This morning while making breakfast, Franco came to the kitchen and gave me a loving kiss with eyes that looked like they belonged to a missing dog who wanted to be adopted. So of course, I looked back at him with suspicion. 

Franco: we might as well just got married on any date, babe!

Ooopsss...even with such meticulous date selection process, I still forget!


Franco Rende knew I did the best I can to finish the race yesterday despite having two punctures and he also knew that although I would never blame life for treating me unfairly, I would be thinking of improving the odds for the next race. 

So, this morning, while I was busy preparing breakfast, he came to the kitchen and instead of the customary good morning, he uttered the word I have been wanting to hear. 

"Tubular, babe?"

That word was like music to my ears..........

Teary Moment

If I had to pick one photo that I would cherish forever from the race yesterday, this would have to be the one. Phuitin was my saviour when she sacrificed her only spare tube and Co2 after my second puncture. I could never repay her help except with prayers that she will one day become the IronMan that she dreams to be! 

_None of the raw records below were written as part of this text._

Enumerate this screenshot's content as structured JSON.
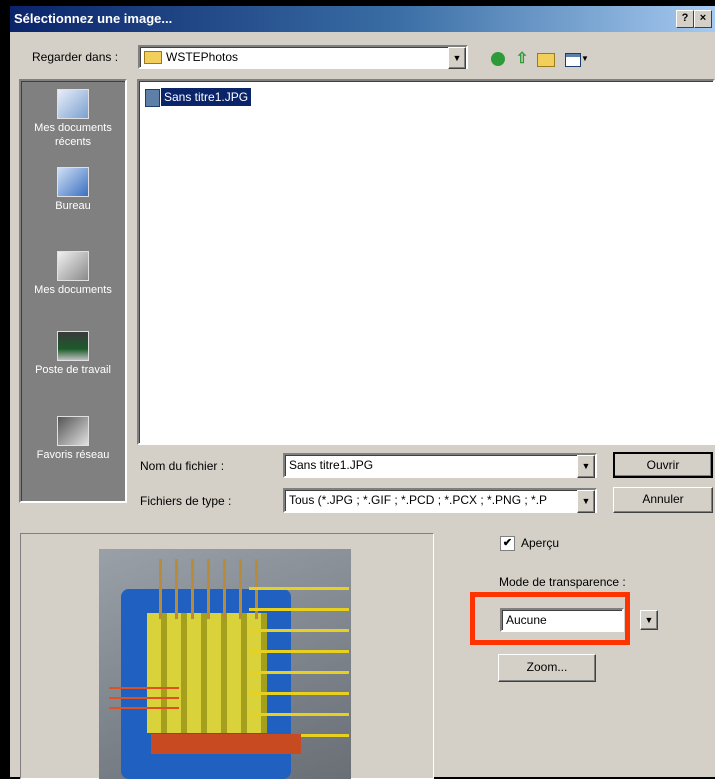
{
  "window": {
    "title": "Sélectionnez une image...",
    "help_label": "?",
    "close_label": "×"
  },
  "lookin": {
    "label": "Regarder dans :",
    "value": "WSTEPhotos"
  },
  "toolbar": {
    "back_icon": "green-arrow-icon",
    "up_icon": "up-folder-icon",
    "new_folder_icon": "new-folder-icon",
    "view_icon": "view-menu-icon"
  },
  "places": [
    {
      "label": "Mes documents récents",
      "icon": "recent-docs-icon"
    },
    {
      "label": "Bureau",
      "icon": "desktop-icon"
    },
    {
      "label": "Mes documents",
      "icon": "my-documents-icon"
    },
    {
      "label": "Poste de travail",
      "icon": "computer-icon"
    },
    {
      "label": "Favoris réseau",
      "icon": "network-icon"
    }
  ],
  "files": [
    {
      "name": "Sans titre1.JPG",
      "selected": true
    }
  ],
  "filename": {
    "label": "Nom du fichier :",
    "value": "Sans titre1.JPG"
  },
  "filetype": {
    "label": "Fichiers de type :",
    "value": "Tous (*.JPG ; *.GIF ; *.PCD ; *.PCX ; *.PNG ; *.P"
  },
  "buttons": {
    "open": "Ouvrir",
    "cancel": "Annuler",
    "zoom": "Zoom..."
  },
  "preview": {
    "checkbox_label": "Aperçu",
    "checked": true,
    "checkmark": "✔"
  },
  "transparency": {
    "label": "Mode de transparence :",
    "value": "Aucune"
  },
  "colors": {
    "highlight": "#ff3300",
    "selection": "#0a246a",
    "dialog_bg": "#d4d0c8"
  }
}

Thanks Aileen for capturing what I treasure the most in every race - the spirit of true friendship.

2014 Putrajaya IM70.3

Astro Kampus

Vodafone 2012 - Part 3

Vodafone 2012 - Part 2

Vodafone 2012 - Part 1

Sharizan's Fly Me To The Moon (featuring Tasha Rende)

My Pride and Joy went Tagalog

Friday, March 21, 2014


Arriving glamorously late, it took me 19 minutes to get to the actual starting line. It was a very long and cold wait in 7 degrees with serious wind chill factor. Luckily I had the wind breaker on and ran with it on until km 38 where I removed it not because I was warm but because I knew there were going to be a lot of photographers on the last stretch of the run! A woman must always look good for the camera! 

With 36,000 people running, it was a constant weaving resulting in me running an extra km, giving a total of 43.2km (as if 42.195km was not long enough), with a finishing time of 4:09 (4:28-0:19) that I am very proud of. 

My first major marathon and hopefully it shall not be the last. Amin.